The girls lay out in the hot, tropical sun on hotel towels laid over the concrete. Their skin was darkened from the sun, glistening under a sheen of sunscreen and sweat, and they had undone the knots of their bikinis at the neck and spine and hips. At midday, the light was scorching, blindingly bright off the white concrete, but Howard’s eyes, though still squinted, had grown accustomed to it. Standing waist-deep at the far edge of the pool, he watched the girls, his eyes moving across them and returning, drawn each time to these subtle exposures: an unbroken line of skin from leg to ribs, the rounded edges of their small breasts. Beyond them was the pale green ocean, the sky hazy and storm-gray above; the hotel was separated from the bay only by a concrete wall and palm-lined walkway.
Howard took a long sip from the styrofoam cup of lukewarm coffee and rum he’d brought out from the hotel bar, then set it back on the edge. He had come to this developing Caribbean nation for a conference, the taxi from the airport taking him down what looked like an alley, then through a gate in a barbed-wire and wrought iron fence. He wondered if this – an ocean-view hotel with a pool and palm trees and girls lying in the sun – was what they meant by development.
Feeling the sun beginning to burn the skin on his shoulders, he lowered himself down into the water up to his jawline. The heat felt good, cleansing; Howard had never understood the people who went north on summer vacation. These girls across from him had it right. Since his role at the conference was minimal, he had looked forward to the trip as a vacation, a chance to get away from the office and from home. Over the past year or two, he and his wife together had grown apathetic, content to occupy the same life without sharing it. The process had been gradual, and Howard had only noticed when he found himself returning the flirtations of a coworker, without the stab of anxiety that Ellen might perceive a change in him. To Howard, this trip was as much an attempt to compel he and Ellen to notice each other again after his absence as it was to distance himself from the rising temptation.
The girl in the middle of the three reached her hands down toward her hips to find the strings to retie her suit, and Howard’s eyes snapped toward the motion, following her hands, watching if perhaps the gaps still left by her bikini might open more in the process. But she was careful, practiced at tying them without looking, and quickly had her exposures concealed. She rolled over and sat up, took a drink from a tall, sweating glass. Then she stood and walked up to the side of the pool and, clamping her nose between knuckle and thumb, stepped away from the edge.

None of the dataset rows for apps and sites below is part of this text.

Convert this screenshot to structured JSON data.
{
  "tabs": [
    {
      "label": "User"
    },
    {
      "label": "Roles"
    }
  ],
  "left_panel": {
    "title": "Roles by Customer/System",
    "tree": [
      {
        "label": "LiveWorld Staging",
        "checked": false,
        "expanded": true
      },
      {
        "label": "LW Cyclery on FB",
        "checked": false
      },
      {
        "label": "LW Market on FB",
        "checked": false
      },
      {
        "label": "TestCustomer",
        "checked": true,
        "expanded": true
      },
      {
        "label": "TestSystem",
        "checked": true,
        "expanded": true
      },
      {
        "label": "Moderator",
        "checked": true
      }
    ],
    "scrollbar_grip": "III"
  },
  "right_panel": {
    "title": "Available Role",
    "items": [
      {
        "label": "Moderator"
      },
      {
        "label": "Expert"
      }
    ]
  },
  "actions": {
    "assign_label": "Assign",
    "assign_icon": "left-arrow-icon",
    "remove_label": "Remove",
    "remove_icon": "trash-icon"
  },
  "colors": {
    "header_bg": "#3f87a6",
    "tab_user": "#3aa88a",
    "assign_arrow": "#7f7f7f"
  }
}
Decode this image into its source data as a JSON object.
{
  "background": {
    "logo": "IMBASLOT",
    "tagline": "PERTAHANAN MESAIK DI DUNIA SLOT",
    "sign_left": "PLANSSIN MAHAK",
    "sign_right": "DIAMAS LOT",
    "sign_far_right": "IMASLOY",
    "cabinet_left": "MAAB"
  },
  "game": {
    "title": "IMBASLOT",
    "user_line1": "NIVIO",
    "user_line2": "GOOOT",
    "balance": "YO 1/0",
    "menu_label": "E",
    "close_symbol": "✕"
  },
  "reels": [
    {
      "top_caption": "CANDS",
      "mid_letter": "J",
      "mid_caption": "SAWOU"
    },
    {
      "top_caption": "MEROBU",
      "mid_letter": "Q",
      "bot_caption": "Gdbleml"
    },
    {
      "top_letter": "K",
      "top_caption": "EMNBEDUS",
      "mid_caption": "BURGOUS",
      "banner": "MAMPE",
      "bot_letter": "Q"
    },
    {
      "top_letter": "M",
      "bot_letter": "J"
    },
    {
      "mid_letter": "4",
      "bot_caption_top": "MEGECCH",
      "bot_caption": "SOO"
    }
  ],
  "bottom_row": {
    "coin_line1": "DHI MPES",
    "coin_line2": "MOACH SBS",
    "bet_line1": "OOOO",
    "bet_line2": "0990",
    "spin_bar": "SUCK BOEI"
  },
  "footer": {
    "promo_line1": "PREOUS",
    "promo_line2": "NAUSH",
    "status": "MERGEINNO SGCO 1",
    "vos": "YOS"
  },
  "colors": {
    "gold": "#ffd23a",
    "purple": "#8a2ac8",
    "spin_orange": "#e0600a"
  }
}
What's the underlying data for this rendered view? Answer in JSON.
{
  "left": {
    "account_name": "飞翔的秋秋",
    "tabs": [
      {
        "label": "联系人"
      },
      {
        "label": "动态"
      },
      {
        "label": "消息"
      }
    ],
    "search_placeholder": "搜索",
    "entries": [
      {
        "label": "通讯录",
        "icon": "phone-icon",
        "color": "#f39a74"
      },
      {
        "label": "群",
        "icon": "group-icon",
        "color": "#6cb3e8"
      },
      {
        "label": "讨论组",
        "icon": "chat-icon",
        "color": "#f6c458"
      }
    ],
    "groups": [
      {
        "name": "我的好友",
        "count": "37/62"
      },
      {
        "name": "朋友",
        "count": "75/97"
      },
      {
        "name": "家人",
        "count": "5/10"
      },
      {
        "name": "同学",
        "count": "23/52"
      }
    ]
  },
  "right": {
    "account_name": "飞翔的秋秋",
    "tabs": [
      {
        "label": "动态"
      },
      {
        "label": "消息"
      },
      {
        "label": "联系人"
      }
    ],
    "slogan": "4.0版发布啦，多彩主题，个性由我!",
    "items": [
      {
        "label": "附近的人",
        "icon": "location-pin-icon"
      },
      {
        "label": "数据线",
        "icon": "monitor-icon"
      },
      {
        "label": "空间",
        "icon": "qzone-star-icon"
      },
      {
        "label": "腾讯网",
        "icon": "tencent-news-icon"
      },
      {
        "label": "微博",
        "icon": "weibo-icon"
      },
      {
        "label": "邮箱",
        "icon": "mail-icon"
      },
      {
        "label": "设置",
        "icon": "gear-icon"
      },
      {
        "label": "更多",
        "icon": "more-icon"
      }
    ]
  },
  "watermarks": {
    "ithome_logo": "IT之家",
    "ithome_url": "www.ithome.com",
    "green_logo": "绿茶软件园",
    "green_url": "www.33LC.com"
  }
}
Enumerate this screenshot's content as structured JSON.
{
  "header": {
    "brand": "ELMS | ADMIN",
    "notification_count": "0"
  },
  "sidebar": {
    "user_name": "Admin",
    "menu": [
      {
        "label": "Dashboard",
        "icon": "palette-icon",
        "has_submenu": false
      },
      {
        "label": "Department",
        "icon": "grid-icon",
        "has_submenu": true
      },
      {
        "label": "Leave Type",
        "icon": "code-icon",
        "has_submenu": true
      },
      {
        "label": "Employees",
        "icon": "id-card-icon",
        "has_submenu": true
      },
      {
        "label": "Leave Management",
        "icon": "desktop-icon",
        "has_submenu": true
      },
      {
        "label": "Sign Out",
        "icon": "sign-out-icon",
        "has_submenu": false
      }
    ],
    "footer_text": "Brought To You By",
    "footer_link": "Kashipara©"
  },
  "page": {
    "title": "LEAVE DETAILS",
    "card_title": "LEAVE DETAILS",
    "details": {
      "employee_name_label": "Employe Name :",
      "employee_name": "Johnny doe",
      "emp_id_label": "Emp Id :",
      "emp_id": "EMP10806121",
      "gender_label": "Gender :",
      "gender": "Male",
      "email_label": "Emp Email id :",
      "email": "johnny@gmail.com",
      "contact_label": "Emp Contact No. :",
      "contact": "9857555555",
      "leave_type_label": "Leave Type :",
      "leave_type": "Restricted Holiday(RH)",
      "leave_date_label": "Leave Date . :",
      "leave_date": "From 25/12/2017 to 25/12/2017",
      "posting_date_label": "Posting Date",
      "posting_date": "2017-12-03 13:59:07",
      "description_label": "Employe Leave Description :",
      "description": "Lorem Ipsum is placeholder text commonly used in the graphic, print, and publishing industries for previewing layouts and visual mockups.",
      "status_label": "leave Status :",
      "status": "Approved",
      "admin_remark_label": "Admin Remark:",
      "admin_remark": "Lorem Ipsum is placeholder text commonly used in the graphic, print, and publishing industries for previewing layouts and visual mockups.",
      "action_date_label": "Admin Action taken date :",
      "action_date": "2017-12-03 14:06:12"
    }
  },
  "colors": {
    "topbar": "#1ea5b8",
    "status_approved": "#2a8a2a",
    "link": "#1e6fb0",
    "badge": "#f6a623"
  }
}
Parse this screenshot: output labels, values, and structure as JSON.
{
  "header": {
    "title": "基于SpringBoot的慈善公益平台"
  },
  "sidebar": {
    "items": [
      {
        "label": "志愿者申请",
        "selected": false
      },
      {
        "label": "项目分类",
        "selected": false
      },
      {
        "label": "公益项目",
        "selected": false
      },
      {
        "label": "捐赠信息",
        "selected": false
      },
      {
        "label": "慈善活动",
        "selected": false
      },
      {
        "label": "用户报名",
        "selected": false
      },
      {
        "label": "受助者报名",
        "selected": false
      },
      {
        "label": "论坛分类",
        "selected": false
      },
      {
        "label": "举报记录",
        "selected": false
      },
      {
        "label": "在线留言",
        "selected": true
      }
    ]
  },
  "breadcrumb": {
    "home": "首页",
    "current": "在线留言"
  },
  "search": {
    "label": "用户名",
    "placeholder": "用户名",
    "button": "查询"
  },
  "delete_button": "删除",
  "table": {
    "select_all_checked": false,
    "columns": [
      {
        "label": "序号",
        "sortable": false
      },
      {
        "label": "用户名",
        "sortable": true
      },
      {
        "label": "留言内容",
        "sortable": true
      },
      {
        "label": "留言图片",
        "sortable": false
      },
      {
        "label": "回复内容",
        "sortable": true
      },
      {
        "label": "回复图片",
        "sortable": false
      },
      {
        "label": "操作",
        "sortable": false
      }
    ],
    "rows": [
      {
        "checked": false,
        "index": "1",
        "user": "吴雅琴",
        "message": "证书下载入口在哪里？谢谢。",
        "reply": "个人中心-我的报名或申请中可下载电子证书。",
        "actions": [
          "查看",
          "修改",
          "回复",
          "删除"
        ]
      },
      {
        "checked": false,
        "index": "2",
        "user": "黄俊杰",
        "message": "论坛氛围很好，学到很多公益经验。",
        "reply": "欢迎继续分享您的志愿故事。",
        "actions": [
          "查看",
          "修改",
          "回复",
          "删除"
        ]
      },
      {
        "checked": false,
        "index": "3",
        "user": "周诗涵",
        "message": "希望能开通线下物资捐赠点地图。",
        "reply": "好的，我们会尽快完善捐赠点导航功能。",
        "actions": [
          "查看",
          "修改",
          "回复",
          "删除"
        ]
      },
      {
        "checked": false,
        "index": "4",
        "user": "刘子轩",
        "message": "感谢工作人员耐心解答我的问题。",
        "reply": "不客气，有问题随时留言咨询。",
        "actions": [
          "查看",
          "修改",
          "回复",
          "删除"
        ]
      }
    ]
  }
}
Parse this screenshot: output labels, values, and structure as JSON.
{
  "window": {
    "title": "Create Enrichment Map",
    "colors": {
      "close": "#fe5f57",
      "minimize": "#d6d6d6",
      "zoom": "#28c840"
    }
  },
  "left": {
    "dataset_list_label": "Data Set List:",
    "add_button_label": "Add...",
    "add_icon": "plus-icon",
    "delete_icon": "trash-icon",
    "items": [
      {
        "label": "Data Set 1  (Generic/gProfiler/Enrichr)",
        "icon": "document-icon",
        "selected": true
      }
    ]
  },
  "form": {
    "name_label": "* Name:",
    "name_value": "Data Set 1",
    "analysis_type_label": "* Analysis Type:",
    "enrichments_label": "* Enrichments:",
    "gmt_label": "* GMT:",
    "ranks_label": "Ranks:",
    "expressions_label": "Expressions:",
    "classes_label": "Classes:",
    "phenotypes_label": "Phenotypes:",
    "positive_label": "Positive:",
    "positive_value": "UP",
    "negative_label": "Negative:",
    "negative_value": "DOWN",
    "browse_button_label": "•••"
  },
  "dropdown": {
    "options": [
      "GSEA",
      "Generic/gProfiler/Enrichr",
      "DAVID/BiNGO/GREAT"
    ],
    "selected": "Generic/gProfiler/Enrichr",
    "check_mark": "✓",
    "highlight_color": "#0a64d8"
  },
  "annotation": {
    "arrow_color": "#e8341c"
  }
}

By the time the wave of her entry rose up against Howard’s lips, she was swimming a casual breaststroke lengthwise across the pool, passing by him midway through each lap. Her hair was loose, slick when her head breached the surface, filamentous below, and Howard thought of mermaids and sirens, of river currents and the tide, and sailors lost at sea, who never knew they had drowned. He wanted to submerse himself completely and open his eyes underwater to see her better, wishing he had goggles; he wanted to swim forward and by intentional mistake collide with her, to stop her, to be noticed. The longer she swam, though back and forth, the farther away she seemed, and yet he didn’t want her to stop, either. Finally she did, standing hip-deep in the water as she squeezed water from her hair, then pushed herself up and turned to sit on the edge of the pool, glancing across it briefly in his direction.
Though she had already turned away, Howard smiled at her. In his mind, he hoisted himself out of the water and walked around the pool – or swam across it – to her, sitting beside her, standing in the water before her, talking with her. And with this thought he understood, that the sailors drawn down into the sea were not unaware that they were drowning. They knew, they just never thought to care.
About the Author:
Matthew Brennan is a writer and editor from the Pacific Northwest. He earned his MFA in fiction from Arizona State University, and serves on the editorial staffs of the Hayden’s Ferry Review and Speech Bubble Magazine. Brennan’s short fictions and literary translations have earned several awards and fellowships, and more than fifty of them have been published in journals and magazines, including Superstition Review, Two Lines, The Los Angeles Review, So To Speak, Per Contra, Emerge Literary Magazine, The Eunoia Review, Recess Magazine, and Fiddleblack. View his work, publications, and blog here: http://matthewbrennan.net